The man lunged at her and told her not to make noise or he would use the knife. She struggled with him and received a graze on her arm. He ordered her to turn over on her stomach and he bent her arms behind her. He tried to gag her with electrical tape, but then wrapped it around her face instead. He bound her ankles and wrists. He then rummaged through the apartment.
When the woman started to cough and have an asthma attack, the intruder removed the tape from her mouth and told her that if she screamed he would kill her. She begged him to take whatever he wanted but not to harm her.
He used his knife to cut off her underwear, the court heard, and raped her twice, using a condom both times.
Mr. Ferguson told Justice Marlene Carter, “It was the first condom that the offender left at the scene which resulted in the only and vital piece of evidence which connected him with this heinous and vile act.” DNA from the condom was tested and Mr. Solomon’s profile was found.
After the second rape, the intruder continued ransacking the apartment. Items he took included phones and he demanded passwords. He allowed the woman to keep her personal phone, but took her work phones. He took her car keys and loaded the items he had taken into the car.
When he left, the woman locked herself in the bathroom and called police. Officers arrived and took her to the Cayman Islands Hospital.
Mr. Ferguson said CCTV footage enabled police to track the vehicle into the George Town area, where a man resembling Mr. Solomon was seen parking the vehicle near the old government administration building and leaving it there.

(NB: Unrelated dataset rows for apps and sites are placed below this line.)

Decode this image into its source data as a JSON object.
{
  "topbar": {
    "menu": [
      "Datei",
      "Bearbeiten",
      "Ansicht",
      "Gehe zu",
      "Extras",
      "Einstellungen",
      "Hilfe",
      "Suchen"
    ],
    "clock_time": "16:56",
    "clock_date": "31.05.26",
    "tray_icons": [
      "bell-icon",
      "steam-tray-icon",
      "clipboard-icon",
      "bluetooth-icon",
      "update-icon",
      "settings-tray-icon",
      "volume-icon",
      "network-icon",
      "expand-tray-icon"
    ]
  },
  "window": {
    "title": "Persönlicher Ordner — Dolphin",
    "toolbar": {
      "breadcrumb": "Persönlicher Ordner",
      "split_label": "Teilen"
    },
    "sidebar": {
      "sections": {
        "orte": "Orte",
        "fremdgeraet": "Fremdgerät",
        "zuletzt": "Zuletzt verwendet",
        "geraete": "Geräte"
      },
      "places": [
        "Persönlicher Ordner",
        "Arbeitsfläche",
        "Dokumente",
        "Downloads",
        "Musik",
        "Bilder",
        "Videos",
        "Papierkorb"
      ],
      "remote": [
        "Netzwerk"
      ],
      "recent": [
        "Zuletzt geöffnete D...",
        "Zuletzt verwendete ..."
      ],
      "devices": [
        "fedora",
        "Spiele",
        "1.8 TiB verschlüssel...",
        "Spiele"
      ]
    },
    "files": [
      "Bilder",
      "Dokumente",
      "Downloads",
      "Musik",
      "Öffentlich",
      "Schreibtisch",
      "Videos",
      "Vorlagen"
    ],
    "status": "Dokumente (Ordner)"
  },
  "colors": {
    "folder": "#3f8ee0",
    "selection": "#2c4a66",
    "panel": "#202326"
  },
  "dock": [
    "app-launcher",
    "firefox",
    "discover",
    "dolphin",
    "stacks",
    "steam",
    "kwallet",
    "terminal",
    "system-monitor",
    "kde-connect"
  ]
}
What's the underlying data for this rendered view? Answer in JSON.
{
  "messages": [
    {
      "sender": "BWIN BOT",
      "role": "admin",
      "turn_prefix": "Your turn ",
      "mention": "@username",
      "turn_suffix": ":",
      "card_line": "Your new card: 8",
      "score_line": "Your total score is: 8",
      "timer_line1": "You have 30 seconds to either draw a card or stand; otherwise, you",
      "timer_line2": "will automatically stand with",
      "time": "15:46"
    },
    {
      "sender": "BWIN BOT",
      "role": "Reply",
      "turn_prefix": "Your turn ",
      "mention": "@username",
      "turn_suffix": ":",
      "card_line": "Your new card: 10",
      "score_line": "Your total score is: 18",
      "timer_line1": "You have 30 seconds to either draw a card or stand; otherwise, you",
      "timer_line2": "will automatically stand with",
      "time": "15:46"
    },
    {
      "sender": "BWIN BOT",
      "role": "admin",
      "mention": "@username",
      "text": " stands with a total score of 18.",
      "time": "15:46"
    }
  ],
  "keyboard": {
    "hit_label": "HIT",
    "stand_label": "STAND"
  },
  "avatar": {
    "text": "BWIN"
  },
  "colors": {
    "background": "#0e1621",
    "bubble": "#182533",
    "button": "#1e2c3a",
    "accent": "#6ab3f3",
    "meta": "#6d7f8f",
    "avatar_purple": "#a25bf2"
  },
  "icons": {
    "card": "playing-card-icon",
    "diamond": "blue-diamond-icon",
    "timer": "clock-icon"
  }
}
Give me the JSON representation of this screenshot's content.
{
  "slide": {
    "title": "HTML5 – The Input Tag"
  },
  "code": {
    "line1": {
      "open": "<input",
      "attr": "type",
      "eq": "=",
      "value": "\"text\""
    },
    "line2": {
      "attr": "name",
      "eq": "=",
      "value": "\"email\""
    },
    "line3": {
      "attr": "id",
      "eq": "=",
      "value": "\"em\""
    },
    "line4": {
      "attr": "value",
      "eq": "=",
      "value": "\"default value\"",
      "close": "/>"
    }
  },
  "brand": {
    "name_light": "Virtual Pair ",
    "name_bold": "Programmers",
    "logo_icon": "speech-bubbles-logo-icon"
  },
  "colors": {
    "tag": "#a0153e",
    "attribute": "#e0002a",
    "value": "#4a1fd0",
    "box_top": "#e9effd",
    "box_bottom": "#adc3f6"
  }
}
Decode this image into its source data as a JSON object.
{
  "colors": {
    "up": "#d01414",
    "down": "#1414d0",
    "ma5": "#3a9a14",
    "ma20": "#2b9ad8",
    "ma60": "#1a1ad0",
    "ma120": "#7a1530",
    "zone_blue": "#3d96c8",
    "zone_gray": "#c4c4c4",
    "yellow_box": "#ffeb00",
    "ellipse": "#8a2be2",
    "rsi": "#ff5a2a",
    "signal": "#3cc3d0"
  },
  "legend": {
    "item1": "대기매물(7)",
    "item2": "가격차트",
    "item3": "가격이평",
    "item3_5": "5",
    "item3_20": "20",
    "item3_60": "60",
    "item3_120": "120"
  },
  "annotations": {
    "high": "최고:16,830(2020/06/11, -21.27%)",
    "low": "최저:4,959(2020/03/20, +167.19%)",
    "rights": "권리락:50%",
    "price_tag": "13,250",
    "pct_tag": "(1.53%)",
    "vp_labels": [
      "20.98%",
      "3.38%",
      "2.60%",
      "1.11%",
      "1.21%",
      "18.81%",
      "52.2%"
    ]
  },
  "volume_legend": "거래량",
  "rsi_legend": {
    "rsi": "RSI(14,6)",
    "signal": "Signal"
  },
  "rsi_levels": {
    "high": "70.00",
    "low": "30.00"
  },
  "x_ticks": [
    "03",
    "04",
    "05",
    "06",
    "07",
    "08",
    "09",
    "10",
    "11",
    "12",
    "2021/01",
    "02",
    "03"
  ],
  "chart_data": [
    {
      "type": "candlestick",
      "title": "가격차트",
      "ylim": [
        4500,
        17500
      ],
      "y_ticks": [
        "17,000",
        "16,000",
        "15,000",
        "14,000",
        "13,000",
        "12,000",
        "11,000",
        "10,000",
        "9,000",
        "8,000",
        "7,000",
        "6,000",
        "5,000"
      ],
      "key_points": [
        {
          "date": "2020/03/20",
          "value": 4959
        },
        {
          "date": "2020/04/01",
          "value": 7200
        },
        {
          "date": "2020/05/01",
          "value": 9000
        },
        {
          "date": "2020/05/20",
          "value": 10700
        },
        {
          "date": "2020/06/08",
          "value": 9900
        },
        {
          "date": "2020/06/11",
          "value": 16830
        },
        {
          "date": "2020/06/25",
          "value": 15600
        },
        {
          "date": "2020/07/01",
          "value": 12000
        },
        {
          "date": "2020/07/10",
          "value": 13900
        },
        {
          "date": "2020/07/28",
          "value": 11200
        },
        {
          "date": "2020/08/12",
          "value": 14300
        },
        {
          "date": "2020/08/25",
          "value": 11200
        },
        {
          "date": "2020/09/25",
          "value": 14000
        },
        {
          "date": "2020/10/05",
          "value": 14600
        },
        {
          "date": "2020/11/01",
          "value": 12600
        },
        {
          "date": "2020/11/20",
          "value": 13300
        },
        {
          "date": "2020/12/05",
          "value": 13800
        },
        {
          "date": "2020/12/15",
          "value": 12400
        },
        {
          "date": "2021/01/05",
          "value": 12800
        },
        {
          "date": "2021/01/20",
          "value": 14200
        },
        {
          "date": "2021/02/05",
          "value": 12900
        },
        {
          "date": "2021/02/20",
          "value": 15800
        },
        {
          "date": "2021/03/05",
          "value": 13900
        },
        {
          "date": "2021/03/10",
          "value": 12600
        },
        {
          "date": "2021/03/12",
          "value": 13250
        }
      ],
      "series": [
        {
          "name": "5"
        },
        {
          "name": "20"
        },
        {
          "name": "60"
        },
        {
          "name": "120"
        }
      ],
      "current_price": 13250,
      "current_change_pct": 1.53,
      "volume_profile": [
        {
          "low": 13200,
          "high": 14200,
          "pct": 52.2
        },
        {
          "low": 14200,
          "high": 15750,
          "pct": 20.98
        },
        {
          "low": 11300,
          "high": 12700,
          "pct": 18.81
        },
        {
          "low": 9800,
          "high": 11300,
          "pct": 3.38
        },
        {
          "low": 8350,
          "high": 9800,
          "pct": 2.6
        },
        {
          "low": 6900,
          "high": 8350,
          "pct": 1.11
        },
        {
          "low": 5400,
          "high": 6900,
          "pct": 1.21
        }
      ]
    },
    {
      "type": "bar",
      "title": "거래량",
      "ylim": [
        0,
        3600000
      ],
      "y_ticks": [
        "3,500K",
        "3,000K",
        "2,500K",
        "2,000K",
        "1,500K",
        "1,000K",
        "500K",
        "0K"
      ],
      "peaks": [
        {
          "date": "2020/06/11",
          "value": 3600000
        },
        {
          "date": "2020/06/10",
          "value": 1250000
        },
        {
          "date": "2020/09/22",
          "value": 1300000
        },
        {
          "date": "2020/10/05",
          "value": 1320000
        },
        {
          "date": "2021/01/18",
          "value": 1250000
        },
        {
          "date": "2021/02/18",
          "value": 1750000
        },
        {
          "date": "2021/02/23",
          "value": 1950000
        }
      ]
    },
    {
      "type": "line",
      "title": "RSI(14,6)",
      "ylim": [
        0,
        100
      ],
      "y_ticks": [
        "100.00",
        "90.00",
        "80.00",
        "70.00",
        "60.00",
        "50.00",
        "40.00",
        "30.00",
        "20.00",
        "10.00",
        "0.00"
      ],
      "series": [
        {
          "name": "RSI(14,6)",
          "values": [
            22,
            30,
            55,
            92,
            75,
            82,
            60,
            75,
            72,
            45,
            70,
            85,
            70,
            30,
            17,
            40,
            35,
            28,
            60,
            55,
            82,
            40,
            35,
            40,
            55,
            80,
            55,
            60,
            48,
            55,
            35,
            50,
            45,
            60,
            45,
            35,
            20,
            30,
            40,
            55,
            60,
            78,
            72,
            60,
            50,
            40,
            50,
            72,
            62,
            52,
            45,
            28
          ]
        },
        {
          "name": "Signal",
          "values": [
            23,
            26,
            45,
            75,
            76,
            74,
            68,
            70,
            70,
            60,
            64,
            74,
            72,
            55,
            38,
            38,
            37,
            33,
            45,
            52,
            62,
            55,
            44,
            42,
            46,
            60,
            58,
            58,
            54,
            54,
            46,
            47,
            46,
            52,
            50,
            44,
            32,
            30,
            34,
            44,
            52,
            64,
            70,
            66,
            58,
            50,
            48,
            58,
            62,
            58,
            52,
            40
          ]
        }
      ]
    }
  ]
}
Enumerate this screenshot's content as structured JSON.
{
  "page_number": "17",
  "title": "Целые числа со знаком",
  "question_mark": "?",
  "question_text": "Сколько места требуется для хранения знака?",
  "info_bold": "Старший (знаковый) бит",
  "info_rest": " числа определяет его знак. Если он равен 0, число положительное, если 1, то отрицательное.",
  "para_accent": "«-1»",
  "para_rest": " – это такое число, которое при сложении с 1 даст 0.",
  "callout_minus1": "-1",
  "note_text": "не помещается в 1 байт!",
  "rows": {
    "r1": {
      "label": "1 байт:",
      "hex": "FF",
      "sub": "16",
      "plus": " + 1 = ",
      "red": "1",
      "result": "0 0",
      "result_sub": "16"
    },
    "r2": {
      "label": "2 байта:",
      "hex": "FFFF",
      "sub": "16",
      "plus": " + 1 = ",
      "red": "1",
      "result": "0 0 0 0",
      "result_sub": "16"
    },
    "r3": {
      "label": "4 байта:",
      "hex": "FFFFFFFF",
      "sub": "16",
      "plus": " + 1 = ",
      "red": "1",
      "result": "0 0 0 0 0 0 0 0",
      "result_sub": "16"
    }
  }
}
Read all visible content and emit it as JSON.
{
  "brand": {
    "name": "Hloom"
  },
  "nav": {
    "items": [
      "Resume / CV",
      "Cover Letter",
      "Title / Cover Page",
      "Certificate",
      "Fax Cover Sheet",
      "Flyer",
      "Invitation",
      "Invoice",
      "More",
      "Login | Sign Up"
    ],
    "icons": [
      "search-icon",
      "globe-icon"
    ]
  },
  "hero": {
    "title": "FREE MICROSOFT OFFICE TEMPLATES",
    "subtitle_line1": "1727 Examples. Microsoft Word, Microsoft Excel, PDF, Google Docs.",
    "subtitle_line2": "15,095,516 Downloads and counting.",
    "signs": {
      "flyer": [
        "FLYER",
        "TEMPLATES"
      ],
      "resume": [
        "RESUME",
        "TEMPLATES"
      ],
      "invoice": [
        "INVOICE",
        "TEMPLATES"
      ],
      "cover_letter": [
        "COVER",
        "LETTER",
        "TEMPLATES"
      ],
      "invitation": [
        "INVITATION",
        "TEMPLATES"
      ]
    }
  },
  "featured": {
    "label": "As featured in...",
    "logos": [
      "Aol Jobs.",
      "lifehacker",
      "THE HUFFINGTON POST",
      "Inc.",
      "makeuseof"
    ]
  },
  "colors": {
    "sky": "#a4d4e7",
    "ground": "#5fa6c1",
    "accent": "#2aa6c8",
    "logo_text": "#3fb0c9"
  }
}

From the night of the assault, the victim’s life had changed, Mr. Ferguson said. She was no longer the confident, self-assured, high-functioning person she had been, he summarized from the victim impact report. Now she was self-conscious, nervous, unable to work at her previous high level. She felt ashamed and vulnerable. She was reluctant to date. She was taking medication for panic and it was clear she suffered mental injury, he told the court.
The prosecutor then provided some background on the defendant, saying Mr. Solomon blamed his actions on consuming cocaine. He had told police he was on a burglary spree when he ended up at the victim’s apartment. He accepted most of what she had said, but he did not remember most of the night.
He said he did not use force, but told the writer of his social inquiry report, “The victim has no reason to lie about anything.”
Mr. Ferguson concluded by noting that the report said Mr. Solomon’s risk of re-offending was “very high.” He suggested the appropriate sentence was 15 years or more.
Defense attorney Neil Kumar spoke in mitigation pertaining to the Summary Court matters and urged the court to consider the totality of sentences to be imposed. Attorney Prathna Bodden spoke about the rape/aggravated burglary. She pointed out that Mr. Solomon’s pleas had saved the victim “the upset” of coming to court, calling that factor “very significant” because the woman did not have to come back and relive those “awful” two hours.
Mr. Solomon had been failed by the system, she asserted. A report in 2012 indicated he had mental health issues.
Ms. Bodden accepted that a sexual harm prevention order could be properly granted in this case.
Justice Carter indicated there was a lot to consider because she was dealing with three sets of sentences – the suspended sentence, the Summary Court sentence, and the sentence for rape.
She adjourned sentencing until Friday, April 6, and continued the defendant’s remand in custody.